I’ve just seen mention of a citizen science compatible DNA barcoding kit, for under £2,000, plus the cost of consumables. On the other hand, if I’ve read the manufactor’s site correctly, it does the extraction and amplification, but not the sequencing, so it strikes me as being of less use than Oxford Nanopore’s MinION.
An additional issue is that the primer for plant barcoding is for the rbcL gene, which from my understanding is too conserved for fine scale taxonomy - it’ll do fine for separating genera, but may not be reliable for species. (One of my back burner projects is to collect several hundred rbcL sequences from GenBank and run them through MEGA-X, which would give me a better feel for how using rbcL is for barcoding.)

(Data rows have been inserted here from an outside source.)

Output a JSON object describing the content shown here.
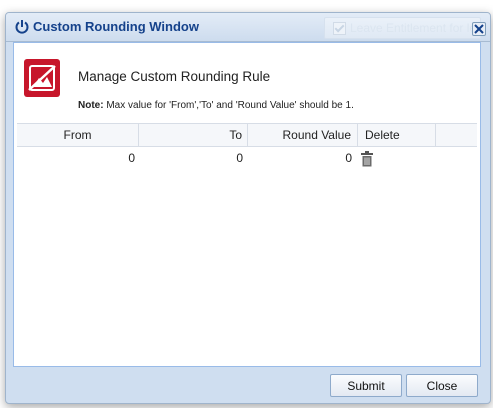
{
  "window": {
    "title": "Custom Rounding Window",
    "background_checkbox_label": "Leave Entitlement for le"
  },
  "content": {
    "heading": "Manage Custom Rounding Rule",
    "note_label": "Note:",
    "note_text": " Max value for 'From','To' and 'Round Value' should be 1."
  },
  "grid": {
    "columns": [
      "From",
      "To",
      "Round Value",
      "Delete"
    ],
    "rows": [
      {
        "from": "0",
        "to": "0",
        "round_value": "0"
      }
    ]
  },
  "footer": {
    "submit_label": "Submit",
    "close_label": "Close"
  },
  "icons": {
    "title": "power-icon",
    "window_close": "close-icon",
    "rule": "no-image-icon",
    "row_delete": "trash-icon"
  },
  "colors": {
    "title_text": "#15428b",
    "frame": "#cfdef0",
    "icon_red": "#c7162b"
  }
}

I am not into this except (Dodd, M. E., Silvertown, J., & Chase, M. W. 1999. Phylogenetic analysis of trait evolution and species diversity variation among angiosperm families. Evolution 53: 732-744 which used rbcl) I thought multiple genes are now used if possible in many groups. Actually you may use different markers for small groups to detect the fine scale differences between closely related species or sub species or individuals.
I guess you might be more interested in these fine scale differences so rbcl may be of no use.
There are huge numbers of papers now on which markers to use for which groups of species. This might call into question somewhat the eDNA systems or rather need to carefully understand what they can and can’t tell about which species are present in the environment. As mentioned elsewhere on the forum there are citizen science eDNA kits too where you do the sampling and the lab does the chemistry.
Parts of the nrDNA array are widely used - especially ITS1, but also ITS2, ETS, and 5.8S RNA. ITS1 didn’t resolve Sidalcea. (Species were not monophyletic on the inferred tree.) nrDNA evolution has some perculiarities. For chloroplasts the early work used rbcL, ndfH and atpB. Nowadays matK and the trnL-trnF IGS are popular, often combined with rbcL. Nowadays it would seem to be possible to throw data at the problem, and use whole chloroplast genomes - but in naive hands those seem to be vulnerable to artefacts, with papers being published with Gossypium and Hibiscus not resolved from each other. (I think the cause is that the orientation of the IR region is evolutionarily labile, and for taxon of the right divergence the essentially random orientation of the region in a sequence outweighs the genuine phylogenetic signal.)
A bit more browing on the site found that they will sequence your prepared DNA samples for you for £7 each. The question which arises is how does the cost of doing the DNA separation with this kit and sending the DNA off, compare with sending off a leaf and letting the service do the DNA preparation. If I don’t have the wrong end of the stick you don’t need the gel electrophoresis stage for barcoding, and I’m not sure that you need the PCR stage either.
Pricewise, I’d compare it with a posh film camera. The cost of consumables likely adds up, while digital cameras have negligible consumable costs - just recharging batteries, and maybe paying for extra storage space.
It would become cost effective over something like 300 to 500 samples or something like that. I base my estimate on the consumables being a little under half the £7 lab fee. Then there is the outbound postage to add.
Looking at the extended warranty fees adds a operational life estimate too.
Compact digital cameras do about 10,000 to 20,000 photos before the lens motors begin to get a bit sloppy. Divide the price by 10,000 and you get the cost per photo.
You will get very tempted to sample everything once you own such a desktop lab.
Now totally out of my depth, but if you are looking within species then there may be simpler (potentially cheaper) techniques than full DNA analysis, allozymes for example. However there may not be automated ways of doing that kind of analysis.
While I’m not strictly qualified to judge I don’t trust RAPD for phylogeny (I suspect that fragment length is rather like chromosome number, with too high a rate of homoplasy for reliable phylogenetic results) I expect it would be good enough to assign cultivars to species and identify hybrids.